  • I spent 10 weeks in Long Island, New York when I was sixteen and since I already could communicate fairly well in English I benefited from my stay by acquiring a good American accent (in my opinion and that of others). When I came back to my country, Chile, every time I met an American he or she would say they said I spoke as a New Yorker (and they dropped the “R”). I was young, and I felt really proud. Through the years I guess I sort of lost my accent a little bit but still native speakers in England asked me if I was American and Americans would say I had a “European accent” (whatever that means!). Anyhow, I’ve been teaching English for many years, therefore my pronunciation has become more careful but I would have never expected anybody to say I had an English accent and that’s what a young British colleague said to me a few days ago! I don’t know what to say… I truly loved my American accent!

  • I spent my earliest linguistic years in Georgia and then moved to rural North Carolina at age 7, where everyone made fun of my accent. I lost that one and didn’t leave NC until I graduated college and moved to New Mexico, where I proceeded to pick up some of the regional linguistic flavor.

    Now I’m out in California where my accent is a bit more “neutral” i.e. Midwestern sounding, however people here don’t realize there is a California accent too. Observant people can still hear my Southern twang and I’ve also been told it comes out when I’ve been drinking or I get strident, but also when I’m talking about family or cooking, and especially when I come back from holidays in North Carolina.

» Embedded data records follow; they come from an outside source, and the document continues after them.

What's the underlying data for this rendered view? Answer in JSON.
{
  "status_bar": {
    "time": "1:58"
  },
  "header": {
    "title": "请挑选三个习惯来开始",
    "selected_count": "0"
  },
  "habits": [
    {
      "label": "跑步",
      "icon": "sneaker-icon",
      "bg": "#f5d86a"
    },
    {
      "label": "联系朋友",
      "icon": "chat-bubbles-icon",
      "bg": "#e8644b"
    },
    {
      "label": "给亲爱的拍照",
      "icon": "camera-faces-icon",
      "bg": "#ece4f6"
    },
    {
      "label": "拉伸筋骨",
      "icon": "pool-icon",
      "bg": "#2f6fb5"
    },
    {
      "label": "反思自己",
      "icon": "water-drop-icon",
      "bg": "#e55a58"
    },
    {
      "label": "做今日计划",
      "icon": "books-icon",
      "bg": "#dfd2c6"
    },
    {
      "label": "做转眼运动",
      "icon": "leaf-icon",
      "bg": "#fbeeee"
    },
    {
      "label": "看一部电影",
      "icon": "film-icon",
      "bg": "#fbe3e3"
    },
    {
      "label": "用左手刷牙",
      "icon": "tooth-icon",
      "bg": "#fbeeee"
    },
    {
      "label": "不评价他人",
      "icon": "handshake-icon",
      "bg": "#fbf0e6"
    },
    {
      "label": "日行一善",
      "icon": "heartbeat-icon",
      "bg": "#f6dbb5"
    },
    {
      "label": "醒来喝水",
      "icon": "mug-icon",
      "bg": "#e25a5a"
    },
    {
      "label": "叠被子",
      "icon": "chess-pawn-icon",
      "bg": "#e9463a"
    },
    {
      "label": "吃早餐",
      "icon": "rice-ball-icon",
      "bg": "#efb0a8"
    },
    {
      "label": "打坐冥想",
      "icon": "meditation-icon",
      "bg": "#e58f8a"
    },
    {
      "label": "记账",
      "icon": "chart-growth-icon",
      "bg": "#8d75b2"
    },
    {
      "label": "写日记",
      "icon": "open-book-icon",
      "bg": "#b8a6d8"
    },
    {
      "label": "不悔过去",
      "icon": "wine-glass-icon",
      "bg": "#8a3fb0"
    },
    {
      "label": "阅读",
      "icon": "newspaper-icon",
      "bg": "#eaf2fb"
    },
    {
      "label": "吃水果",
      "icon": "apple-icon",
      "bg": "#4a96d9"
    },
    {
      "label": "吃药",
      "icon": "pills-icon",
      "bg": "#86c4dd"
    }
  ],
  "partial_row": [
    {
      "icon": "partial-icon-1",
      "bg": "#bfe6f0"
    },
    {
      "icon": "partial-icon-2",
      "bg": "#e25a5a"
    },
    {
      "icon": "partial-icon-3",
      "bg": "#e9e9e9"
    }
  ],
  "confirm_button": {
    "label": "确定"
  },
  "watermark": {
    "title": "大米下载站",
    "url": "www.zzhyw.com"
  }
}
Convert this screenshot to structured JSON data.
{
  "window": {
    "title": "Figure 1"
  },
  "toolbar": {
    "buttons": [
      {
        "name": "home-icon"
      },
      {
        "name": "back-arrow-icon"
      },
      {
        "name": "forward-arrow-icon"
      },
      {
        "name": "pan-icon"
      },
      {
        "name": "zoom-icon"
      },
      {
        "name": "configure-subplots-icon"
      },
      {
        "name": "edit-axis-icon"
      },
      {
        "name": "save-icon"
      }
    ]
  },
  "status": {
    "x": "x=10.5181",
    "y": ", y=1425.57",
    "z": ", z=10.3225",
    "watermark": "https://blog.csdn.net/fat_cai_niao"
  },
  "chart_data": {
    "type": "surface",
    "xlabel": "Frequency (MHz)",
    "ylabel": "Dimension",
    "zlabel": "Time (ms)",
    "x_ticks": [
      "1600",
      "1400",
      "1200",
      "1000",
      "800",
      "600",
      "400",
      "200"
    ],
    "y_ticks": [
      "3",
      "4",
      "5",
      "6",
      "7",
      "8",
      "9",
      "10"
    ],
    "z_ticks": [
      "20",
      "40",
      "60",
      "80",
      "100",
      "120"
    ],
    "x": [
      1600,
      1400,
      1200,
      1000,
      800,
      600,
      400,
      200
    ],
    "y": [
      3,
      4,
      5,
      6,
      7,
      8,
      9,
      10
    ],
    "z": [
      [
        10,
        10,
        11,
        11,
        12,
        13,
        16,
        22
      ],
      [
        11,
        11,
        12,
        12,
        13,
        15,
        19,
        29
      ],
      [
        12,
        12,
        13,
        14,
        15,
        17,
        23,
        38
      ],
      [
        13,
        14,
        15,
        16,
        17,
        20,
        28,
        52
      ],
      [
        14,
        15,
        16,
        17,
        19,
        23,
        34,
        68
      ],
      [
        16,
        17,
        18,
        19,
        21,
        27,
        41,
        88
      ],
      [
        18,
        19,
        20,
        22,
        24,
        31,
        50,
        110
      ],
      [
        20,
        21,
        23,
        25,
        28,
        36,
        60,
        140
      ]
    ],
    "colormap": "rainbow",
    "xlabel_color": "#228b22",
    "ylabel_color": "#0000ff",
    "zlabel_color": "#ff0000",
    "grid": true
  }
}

    However, when I spent a week in London, as someone who is good at accents and also a long time viewer of a variety of BBC TV shows, I had to actually work to stop myself from automatically repeating back the London accent I heard around me. I knew it would just sound at best odd and at worst pretentious or even mocking. Language, I love it.